"The single greatest obstacle to what the shopper wants, in my opinion, is not technology [or] merchandise, but the issue of revenue recognition," said Jon Stine, retail industry director at Cisco Consulting Services.
Retailers are reluctant to discuss the problem because it's complicated and takes a number of approaches, according to Vincent Quan, an associate professor at the Fashion Institute of Technology who has experience at Saks Fifth Avenue.
Some companies split the sales credit 50-50 between the Web operation and the store, while others attribute the sale to the store that supplies the inventory, Quan said.
Another option is to credit the sale to the Web, assuming that the associate's work is limited to pulling the already-selected inventory from a stockroom.
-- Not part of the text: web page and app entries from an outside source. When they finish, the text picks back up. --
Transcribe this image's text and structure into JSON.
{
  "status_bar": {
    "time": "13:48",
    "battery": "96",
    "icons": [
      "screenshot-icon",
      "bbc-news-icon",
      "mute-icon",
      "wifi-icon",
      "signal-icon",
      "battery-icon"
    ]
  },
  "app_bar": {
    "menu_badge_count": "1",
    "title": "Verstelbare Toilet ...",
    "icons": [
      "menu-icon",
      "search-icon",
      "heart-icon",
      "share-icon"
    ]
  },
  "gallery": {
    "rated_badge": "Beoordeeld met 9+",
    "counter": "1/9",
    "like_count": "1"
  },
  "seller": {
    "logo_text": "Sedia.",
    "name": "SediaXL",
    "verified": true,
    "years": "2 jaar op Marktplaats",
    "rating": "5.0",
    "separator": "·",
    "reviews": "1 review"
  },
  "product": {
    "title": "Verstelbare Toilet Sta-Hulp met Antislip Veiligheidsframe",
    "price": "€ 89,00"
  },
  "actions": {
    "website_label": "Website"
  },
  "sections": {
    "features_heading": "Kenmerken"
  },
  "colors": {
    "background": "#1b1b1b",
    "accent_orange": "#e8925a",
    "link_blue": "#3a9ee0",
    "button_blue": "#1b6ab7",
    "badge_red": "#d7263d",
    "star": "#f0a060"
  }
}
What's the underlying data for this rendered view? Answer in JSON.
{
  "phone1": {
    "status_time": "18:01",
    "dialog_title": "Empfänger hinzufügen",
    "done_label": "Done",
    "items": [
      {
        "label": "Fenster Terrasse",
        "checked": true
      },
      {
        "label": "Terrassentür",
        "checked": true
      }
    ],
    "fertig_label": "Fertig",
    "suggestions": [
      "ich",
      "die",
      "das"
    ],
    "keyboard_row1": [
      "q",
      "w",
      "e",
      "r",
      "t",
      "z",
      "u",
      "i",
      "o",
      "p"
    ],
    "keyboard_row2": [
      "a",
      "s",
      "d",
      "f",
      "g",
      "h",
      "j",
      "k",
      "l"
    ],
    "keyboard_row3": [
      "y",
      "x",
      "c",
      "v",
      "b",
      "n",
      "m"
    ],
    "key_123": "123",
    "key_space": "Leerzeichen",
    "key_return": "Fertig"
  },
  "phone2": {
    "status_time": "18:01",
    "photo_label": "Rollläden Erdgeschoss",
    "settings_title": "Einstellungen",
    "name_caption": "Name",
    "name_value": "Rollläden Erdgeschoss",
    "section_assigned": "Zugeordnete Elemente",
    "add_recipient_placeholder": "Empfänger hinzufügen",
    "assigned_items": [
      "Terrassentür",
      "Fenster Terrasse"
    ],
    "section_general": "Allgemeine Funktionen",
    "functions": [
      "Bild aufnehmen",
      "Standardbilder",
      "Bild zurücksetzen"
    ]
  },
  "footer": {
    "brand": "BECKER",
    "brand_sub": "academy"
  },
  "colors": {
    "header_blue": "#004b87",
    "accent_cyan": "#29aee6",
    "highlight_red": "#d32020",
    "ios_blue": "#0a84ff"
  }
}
While that method may seem logical, removing inventory from the store and attributing the sale to the Web creates an accounting imbalance.
"The sale is one piece—the inventory's another," Quan said.
Not a new problem
Although the assigning of sales credit was a hot-button topic among exhibitors at the recent National Retail Federation convention, it dates back about 10 years, to when the now-defunct Circuit City allowed in-store pickup for online orders, said Forrester Research analyst Sucharita Mulpuru.